While big enough it's going to view small tetras like Neons as food, this species is a perfectly reasonable choice for use alongside larger community fish as Three-Spot Gouramis or Angelfish. It would be even better in a community tank with an African theme, where it would cohabit nicely with things like Congo Tetras and Kribs. Maintenance is not hard, and like most Synodontis it is very adaptable with regard to water chemistry and will enjoy a mixed containing both green foods and small invertebrates alongside the usual flakes and pellets.
Peppermint Loach, Traccatichthys taeniatus

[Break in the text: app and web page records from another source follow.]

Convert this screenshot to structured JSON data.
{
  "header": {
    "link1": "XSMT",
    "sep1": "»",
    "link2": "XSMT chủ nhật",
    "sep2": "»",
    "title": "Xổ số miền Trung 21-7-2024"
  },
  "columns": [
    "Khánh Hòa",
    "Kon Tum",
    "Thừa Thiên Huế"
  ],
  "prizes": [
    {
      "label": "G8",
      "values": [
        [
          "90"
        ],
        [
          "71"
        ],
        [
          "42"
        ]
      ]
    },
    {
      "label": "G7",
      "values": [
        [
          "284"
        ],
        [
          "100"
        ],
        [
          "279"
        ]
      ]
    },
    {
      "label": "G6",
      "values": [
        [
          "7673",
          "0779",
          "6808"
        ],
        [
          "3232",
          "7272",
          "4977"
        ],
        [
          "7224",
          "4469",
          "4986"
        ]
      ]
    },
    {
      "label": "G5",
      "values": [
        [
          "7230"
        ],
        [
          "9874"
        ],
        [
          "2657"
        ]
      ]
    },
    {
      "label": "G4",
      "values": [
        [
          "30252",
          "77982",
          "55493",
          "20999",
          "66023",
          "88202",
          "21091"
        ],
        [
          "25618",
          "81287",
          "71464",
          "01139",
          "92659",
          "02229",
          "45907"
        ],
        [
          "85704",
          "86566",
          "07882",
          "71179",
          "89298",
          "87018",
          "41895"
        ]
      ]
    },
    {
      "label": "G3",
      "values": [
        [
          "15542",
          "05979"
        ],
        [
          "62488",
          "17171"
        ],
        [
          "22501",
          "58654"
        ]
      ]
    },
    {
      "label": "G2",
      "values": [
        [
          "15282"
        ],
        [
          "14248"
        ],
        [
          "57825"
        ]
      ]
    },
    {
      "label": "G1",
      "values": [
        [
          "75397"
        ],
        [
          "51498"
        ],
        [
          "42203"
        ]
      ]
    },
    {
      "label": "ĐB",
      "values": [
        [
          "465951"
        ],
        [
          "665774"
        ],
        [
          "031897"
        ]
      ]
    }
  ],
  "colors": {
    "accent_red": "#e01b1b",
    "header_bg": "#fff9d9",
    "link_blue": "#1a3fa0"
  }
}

The Peppermint Loach is a Vietnamese species that is only infrequently imported, so it's appearance at The WaterZoo is noteworthy. It is a typical loach in shape, well adapted to living in fast-flowing streams where it can forage for insect larvae and small crustaceans. Adult specimens are up to 12 cm in length, greenish-grey for the most part but with a vivid metallic green band running along their flanks, and a rosy pink region across their bellies. Their fins are red or orange, and there is a distinctive black eyespot on the base of the tail fin.
Peppermint Loaches are gregarious and peaceful, and need to be kept in groups of at least 5-6 specimens and away from more overtly territorial bottom feeders. On the other hand, they cohabit well with peaceful midwater fish that appreciate relatively cool water and brisk water currents, such as danios, minnows and swordtails. Like most loaches, these fish are 'jumpy', so ensure the tank is securely covered.
Dwarf Chain Loach, Ambastaia sidthimunki
Formerly known as Yasuhikotakia sidthimunki, this small loach only gets to about 6 cm in length, and while one of the normally quite feisty botiine loaches, it's a relatively placid species that works well in community tanks. So while never as commonly seen as Corydoras catfish for example, recent advances in captive breeding has meant this charming loach is more available now than it has been in the past.
In terms of care, the Dwarf Chain Loach is not too fussy. Reasonably brisk water currents and plenty of oxygen are the two most important things to get right, and in a clean, well-maintained tank these loaches don't pose too many problems. They do need to be kept in a group of at least 5-6 specimens, and away from larger or more aggressive bottom feeders, but otherwise eat all the usual sinking foods and get along well with small to medium-sized community species including barbs, tetras, rasboras and gouramis.
Kuhli Loach, Pangio kuhlii
Last but certainly not least is this classic community tank loach. It's certainly distinctive, with its slender, eel-like body up to around 10 cm in length and it's orangey-pink body marked with brown saddle-like markings. In all fairness, there are probably a good half dozen species more or less similar to this one, and precisely which species is offered for sale at any one time is up for debate. Fortunately, all seem to be pretty similar in terms of care, ensuring their enduring popularity.
In any case, the species we call Kuhli Loaches are not hard to keep. The main challenge is keeping them in the tank, as they do tend to jump out of open-topped systems. Otherwise they'll adapt well to a broad water chemistry range (1-15 degrees dH, pH 6-7.5) and happily take all the usual sinking foods including flakes and pellets. They are nocturnal by nature, and can be very shy if kept singly, but in groups of 5-6 specimens they'll feel much more secure and will often be seen poking their heads out of some suitable cave or burrow. Kuhli Loaches are completely peaceful, and should only be kept with other small, gentle species.